Millions of drivers suffer from driving anxiety across the world. After all, with the number of car accidents that occur every day, it’s no wonder why some people would feel uneasy getting behind the wheel. Statistics show that the older you get, the less comfortable you feel driving. As such, people over the age of 70 may be some of the most susceptible to driving anxiety.
Anxious drivers may range from experiencing mild uneasiness while driving to full-fledged panic attacks. Regardless of which extreme you’re on, the fact still remains the same—panic and worry doesn’t help anything, particularly when driving. Here are some of the most practical tips for helping you stay cool and collected while driving in your car.
Practice Deep Breathing
One of the most effective methods for overcoming anxiety, whether you’re driving or taking a test, is deep breathing techniques. The more rapidly you breathe, the more the panic will set in, and the less oxygen will reach your brain. So, to avoid rapid breathing, take deep breaths, allowing your stomach to rise and exhale, and letting your stomach relax.
Make sure your breaths are slow and intentional, inhaling through your nostrils and exhaling out of your mouth. This controlled and mindful practice of breathing will help you lower your heart rate and decrease your stress levels. You’ll be much more capable of anticipating dangers and will have faster reaction times.
Know Your Car
You can think of your car as an extension of your body. Instead of seeing yourself as a passenger inside of a large machine, see the car as a part of you. Get to know all of the controls and features so that you know what to do in every situation.
Get to know how your mirrors are adjusted, how to use the turn signals, and how to put on the emergency brake. Do you know how to turn on your fog lights? The more familiar you are with the ins and outs of your car, the more confident you’ll feel driving in any condition.

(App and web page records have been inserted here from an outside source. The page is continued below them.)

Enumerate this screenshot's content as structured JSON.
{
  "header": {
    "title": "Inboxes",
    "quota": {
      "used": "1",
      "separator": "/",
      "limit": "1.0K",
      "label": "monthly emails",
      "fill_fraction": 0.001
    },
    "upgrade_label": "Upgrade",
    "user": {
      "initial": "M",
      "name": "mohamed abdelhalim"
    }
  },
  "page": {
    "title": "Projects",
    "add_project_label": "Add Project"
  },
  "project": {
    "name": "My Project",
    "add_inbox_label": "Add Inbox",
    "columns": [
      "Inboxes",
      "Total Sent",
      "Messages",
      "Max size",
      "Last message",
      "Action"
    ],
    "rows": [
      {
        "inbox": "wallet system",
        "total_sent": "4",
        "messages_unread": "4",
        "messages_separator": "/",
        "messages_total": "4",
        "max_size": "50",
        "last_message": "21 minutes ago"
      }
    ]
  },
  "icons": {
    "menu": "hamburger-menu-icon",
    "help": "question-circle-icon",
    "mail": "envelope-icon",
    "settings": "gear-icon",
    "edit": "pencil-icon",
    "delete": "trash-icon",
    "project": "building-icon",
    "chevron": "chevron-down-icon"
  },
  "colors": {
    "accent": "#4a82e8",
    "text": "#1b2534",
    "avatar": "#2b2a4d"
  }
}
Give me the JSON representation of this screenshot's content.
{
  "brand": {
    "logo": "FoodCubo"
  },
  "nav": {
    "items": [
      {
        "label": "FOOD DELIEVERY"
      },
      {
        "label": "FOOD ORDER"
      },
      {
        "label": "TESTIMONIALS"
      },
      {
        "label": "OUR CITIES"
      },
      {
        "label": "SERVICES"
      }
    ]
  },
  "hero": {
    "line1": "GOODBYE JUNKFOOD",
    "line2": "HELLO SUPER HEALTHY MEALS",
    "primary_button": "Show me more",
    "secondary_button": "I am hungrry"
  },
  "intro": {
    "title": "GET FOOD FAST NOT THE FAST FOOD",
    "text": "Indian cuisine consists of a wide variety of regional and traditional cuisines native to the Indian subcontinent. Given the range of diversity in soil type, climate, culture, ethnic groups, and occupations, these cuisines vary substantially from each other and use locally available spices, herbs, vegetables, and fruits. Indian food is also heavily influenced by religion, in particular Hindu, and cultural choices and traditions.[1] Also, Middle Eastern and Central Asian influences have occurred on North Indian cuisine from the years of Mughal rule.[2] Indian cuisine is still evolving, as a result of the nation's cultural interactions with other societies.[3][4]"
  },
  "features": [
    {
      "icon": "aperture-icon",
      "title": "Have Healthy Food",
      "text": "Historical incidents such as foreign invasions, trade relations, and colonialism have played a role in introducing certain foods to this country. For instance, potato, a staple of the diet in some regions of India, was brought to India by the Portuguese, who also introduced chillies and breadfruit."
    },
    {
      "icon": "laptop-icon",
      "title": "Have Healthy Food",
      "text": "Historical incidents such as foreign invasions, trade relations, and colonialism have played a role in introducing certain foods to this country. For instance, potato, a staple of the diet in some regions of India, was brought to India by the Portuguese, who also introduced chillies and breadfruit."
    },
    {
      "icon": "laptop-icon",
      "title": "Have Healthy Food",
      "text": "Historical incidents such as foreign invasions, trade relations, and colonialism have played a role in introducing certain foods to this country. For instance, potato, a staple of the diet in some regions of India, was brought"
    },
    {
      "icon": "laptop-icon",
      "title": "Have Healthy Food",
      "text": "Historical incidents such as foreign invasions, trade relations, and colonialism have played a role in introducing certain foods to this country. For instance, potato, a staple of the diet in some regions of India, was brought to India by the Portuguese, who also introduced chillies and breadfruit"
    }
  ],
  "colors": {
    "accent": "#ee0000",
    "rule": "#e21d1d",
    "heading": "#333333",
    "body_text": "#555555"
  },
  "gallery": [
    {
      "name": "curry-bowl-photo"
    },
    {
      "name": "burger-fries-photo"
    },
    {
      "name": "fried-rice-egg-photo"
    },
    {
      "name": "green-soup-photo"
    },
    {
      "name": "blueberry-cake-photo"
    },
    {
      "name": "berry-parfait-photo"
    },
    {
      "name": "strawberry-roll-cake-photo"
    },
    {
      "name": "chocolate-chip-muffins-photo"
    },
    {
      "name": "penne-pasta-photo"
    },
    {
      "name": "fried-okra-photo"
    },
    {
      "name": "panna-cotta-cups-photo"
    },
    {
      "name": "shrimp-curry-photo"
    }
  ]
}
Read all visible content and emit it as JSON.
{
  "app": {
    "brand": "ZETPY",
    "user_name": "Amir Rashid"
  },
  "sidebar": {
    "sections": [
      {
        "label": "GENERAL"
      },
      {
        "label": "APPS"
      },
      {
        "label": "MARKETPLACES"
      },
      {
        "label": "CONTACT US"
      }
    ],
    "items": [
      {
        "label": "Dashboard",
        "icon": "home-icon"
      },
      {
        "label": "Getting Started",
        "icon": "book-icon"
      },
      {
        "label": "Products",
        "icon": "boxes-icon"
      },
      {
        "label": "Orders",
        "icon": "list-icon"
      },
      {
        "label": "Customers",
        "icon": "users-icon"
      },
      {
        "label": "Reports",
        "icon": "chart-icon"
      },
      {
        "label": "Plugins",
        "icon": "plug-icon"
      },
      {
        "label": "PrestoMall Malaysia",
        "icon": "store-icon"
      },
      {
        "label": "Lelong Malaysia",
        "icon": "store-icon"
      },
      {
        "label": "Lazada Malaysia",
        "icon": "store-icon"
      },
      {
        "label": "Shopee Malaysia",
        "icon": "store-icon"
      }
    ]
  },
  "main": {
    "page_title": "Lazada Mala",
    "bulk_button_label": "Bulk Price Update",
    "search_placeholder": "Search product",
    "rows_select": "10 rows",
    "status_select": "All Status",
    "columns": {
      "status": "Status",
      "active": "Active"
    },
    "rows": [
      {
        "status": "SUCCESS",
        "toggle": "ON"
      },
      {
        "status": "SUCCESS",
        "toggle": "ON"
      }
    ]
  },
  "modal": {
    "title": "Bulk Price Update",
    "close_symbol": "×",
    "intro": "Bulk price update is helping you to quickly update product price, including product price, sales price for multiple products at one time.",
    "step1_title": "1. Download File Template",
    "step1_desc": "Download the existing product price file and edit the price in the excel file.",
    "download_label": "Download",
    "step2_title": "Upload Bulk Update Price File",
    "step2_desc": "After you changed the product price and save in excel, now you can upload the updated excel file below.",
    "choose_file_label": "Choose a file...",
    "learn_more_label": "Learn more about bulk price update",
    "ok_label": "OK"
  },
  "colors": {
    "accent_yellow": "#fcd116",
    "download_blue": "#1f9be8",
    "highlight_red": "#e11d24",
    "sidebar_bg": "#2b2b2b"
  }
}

One of the biggest causes of driving anxiety is not being familiar with your route. As soon as anxious drivers step outside of their typical comfort zone, they tend to panic. GPS can be extremely helpful for helping you not only plan your routes in advance but anticipate any one-way roads, stop signs or traffic jams. Ideally, your GPS should be voice-controlled so that you don’t have to fiddle with screens or take your eyes away from the road. However, some newer cars have screens built into the dashboard, which can make it easier to glance at your GPS screen rather than on your phone.